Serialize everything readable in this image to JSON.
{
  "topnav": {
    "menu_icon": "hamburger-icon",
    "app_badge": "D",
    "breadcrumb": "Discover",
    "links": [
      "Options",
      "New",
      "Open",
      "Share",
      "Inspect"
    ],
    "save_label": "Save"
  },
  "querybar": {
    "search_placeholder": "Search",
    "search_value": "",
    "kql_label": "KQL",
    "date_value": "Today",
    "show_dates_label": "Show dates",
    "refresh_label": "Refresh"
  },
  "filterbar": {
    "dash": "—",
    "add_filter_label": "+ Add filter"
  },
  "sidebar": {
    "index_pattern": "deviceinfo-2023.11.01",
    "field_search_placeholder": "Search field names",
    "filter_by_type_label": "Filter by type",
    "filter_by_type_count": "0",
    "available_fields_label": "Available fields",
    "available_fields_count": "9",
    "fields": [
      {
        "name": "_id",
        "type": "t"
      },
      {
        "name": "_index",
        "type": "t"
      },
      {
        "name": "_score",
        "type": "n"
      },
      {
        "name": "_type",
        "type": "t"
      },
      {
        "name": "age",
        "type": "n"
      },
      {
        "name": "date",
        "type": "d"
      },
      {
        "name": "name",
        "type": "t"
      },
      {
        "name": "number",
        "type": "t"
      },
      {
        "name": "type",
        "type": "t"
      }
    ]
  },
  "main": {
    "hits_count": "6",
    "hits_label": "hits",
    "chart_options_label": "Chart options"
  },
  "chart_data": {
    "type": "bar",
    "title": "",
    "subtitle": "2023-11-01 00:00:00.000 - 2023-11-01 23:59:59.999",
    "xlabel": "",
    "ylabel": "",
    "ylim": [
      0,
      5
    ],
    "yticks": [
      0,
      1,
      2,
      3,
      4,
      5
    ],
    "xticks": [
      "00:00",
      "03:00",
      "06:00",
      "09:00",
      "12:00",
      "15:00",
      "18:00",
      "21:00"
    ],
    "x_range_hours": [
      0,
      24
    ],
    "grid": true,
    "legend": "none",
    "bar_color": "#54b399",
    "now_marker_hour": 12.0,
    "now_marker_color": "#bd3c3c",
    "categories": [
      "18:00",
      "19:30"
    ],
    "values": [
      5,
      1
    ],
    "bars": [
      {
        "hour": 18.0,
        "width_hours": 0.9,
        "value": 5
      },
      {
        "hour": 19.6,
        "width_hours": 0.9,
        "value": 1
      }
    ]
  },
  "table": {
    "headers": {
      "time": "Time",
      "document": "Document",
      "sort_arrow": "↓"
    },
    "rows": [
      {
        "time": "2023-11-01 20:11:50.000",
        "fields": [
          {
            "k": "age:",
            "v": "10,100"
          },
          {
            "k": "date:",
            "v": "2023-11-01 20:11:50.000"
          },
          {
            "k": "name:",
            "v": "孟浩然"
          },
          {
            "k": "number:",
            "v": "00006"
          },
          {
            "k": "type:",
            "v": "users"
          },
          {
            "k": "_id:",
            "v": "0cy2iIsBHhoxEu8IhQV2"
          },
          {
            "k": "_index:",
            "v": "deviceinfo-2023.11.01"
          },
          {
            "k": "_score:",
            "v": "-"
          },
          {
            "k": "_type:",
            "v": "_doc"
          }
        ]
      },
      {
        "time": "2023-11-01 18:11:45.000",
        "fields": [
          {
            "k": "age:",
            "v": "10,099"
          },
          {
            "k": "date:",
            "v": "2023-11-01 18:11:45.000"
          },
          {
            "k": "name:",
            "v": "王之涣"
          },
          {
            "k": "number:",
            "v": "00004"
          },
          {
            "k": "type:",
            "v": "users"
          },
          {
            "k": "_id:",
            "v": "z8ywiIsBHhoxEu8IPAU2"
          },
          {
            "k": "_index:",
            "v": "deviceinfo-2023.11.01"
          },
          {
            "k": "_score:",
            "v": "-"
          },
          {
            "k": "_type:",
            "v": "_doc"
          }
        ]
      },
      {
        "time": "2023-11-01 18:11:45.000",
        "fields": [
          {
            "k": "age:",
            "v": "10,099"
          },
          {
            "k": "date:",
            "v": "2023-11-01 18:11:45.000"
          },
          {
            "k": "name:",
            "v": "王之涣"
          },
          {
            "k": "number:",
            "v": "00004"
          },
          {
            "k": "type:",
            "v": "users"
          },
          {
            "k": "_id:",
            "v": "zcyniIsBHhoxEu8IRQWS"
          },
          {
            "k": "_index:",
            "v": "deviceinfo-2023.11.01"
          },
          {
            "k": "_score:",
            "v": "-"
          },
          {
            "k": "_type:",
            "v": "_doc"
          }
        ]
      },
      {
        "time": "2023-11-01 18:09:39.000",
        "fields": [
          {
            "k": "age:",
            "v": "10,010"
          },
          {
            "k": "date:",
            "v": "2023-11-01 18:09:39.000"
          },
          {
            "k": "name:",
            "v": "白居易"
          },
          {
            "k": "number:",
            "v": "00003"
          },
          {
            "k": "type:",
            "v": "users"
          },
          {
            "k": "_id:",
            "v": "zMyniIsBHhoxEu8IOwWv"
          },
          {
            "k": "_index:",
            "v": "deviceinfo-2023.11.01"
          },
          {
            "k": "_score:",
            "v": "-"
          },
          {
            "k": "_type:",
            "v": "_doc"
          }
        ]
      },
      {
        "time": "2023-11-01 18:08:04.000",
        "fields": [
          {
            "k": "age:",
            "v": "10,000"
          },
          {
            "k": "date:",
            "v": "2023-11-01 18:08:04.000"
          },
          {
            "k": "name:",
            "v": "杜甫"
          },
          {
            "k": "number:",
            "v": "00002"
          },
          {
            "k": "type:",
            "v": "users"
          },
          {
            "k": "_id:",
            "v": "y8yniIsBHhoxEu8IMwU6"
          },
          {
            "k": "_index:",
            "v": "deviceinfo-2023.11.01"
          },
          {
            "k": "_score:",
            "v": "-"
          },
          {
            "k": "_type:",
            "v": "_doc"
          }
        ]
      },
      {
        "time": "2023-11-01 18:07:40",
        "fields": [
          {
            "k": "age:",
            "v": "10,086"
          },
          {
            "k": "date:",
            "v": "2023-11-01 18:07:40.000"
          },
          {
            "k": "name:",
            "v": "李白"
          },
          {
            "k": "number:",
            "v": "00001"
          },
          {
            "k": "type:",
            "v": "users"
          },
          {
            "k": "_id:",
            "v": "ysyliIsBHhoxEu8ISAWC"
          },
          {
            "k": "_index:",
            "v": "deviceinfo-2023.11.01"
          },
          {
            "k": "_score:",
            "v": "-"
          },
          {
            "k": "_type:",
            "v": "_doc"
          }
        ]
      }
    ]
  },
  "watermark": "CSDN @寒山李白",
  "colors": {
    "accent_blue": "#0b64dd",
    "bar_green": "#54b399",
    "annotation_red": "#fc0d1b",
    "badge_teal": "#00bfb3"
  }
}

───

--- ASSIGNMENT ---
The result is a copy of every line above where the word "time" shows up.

--- OUTPUT OF THE TASK ---
      "time": "Time",
        "time": "2023-11-01 20:11:50.000",
        "time": "2023-11-01 18:11:45.000",
        "time": "2023-11-01 18:11:45.000",
        "time": "2023-11-01 18:09:39.000",
        "time": "2023-11-01 18:08:04.000",
        "time": "2023-11-01 18:07:40",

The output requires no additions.